┌────────

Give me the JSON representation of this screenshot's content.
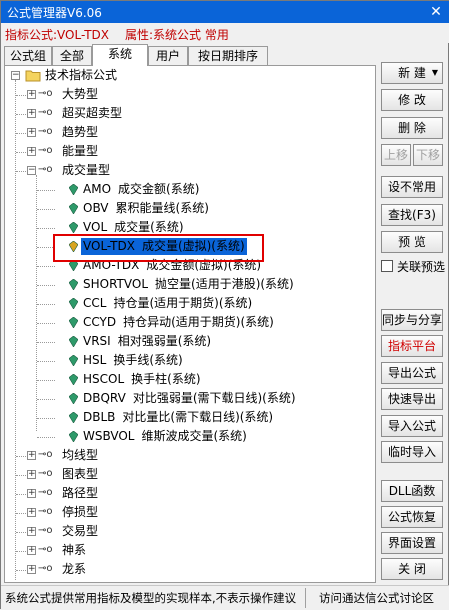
{
  "window": {
    "title": "公式管理器V6.06",
    "close_glyph": "✕"
  },
  "infobar": {
    "indicator_label": "指标公式:VOL-TDX",
    "attribute_label": "属性:系统公式 常用"
  },
  "tabs": [
    {
      "label": "公式组"
    },
    {
      "label": "全部"
    },
    {
      "label": "系统"
    },
    {
      "label": "用户"
    },
    {
      "label": "按日期排序"
    }
  ],
  "active_tab": "系统",
  "tree": {
    "root_label": "技术指标公式",
    "groups": [
      {
        "label": "大势型"
      },
      {
        "label": "超买超卖型"
      },
      {
        "label": "趋势型"
      },
      {
        "label": "能量型"
      },
      {
        "label": "成交量型"
      }
    ],
    "items": [
      {
        "code": "AMO",
        "desc": "成交金额(系统)"
      },
      {
        "code": "OBV",
        "desc": "累积能量线(系统)"
      },
      {
        "code": "VOL",
        "desc": "成交量(系统)"
      },
      {
        "code": "VOL-TDX",
        "desc": "成交量(虚拟)(系统)"
      },
      {
        "code": "AMO-TDX",
        "desc": "成交金额(虚拟)(系统)"
      },
      {
        "code": "SHORTVOL",
        "desc": "抛空量(适用于港股)(系统)"
      },
      {
        "code": "CCL",
        "desc": "持仓量(适用于期货)(系统)"
      },
      {
        "code": "CCYD",
        "desc": "持仓异动(适用于期货)(系统)"
      },
      {
        "code": "VRSI",
        "desc": "相对强弱量(系统)"
      },
      {
        "code": "HSL",
        "desc": "换手线(系统)"
      },
      {
        "code": "HSCOL",
        "desc": "换手柱(系统)"
      },
      {
        "code": "DBQRV",
        "desc": "对比强弱量(需下载日线)(系统)"
      },
      {
        "code": "DBLB",
        "desc": "对比量比(需下载日线)(系统)"
      },
      {
        "code": "WSBVOL",
        "desc": "维斯波成交量(系统)"
      }
    ],
    "groups_after": [
      {
        "label": "均线型"
      },
      {
        "label": "图表型"
      },
      {
        "label": "路径型"
      },
      {
        "label": "停损型"
      },
      {
        "label": "交易型"
      },
      {
        "label": "神系"
      },
      {
        "label": "龙系"
      }
    ]
  },
  "buttons": {
    "new": "新 建",
    "new_arrow": "▼",
    "modify": "修 改",
    "delete": "删 除",
    "move_up": "上移",
    "move_down": "下移",
    "set_uncommon": "设不常用",
    "find": "查找(F3)",
    "preview": "预 览",
    "linked_preview": "关联预选",
    "sync_share": "同步与分享",
    "indicator_platform": "指标平台",
    "export_formula": "导出公式",
    "quick_export": "快速导出",
    "import_formula": "导入公式",
    "temp_import": "临时导入",
    "dll_function": "DLL函数",
    "restore_formula": "公式恢复",
    "ui_settings": "界面设置",
    "close": "关 闭"
  },
  "statusbar": {
    "left_text": "系统公式提供常用指标及模型的实现样本,不表示操作建议",
    "right_text": "访问通达信公式讨论区"
  },
  "colors": {
    "title_bg": "#0a64d8",
    "info_text": "#c00000",
    "selection_bg": "#0a64d8",
    "highlight_border": "#e00000",
    "platform_text": "#d00000"
  }
}
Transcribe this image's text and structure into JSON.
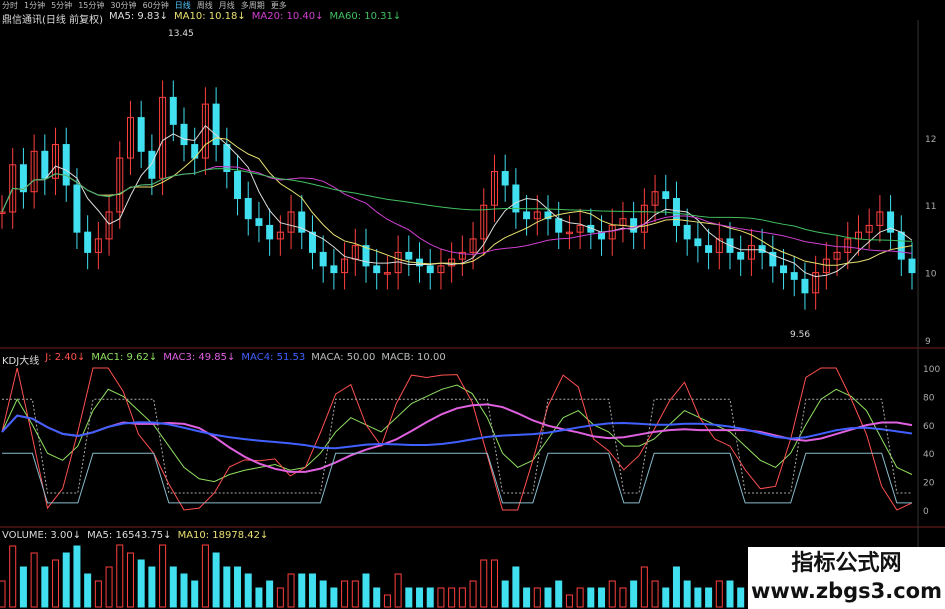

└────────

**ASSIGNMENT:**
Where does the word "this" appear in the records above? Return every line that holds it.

**WRITTEN SOLUTION:**
Give me the JSON representation of this screenshot's content.
Transcribe this image's text and structure into JSON.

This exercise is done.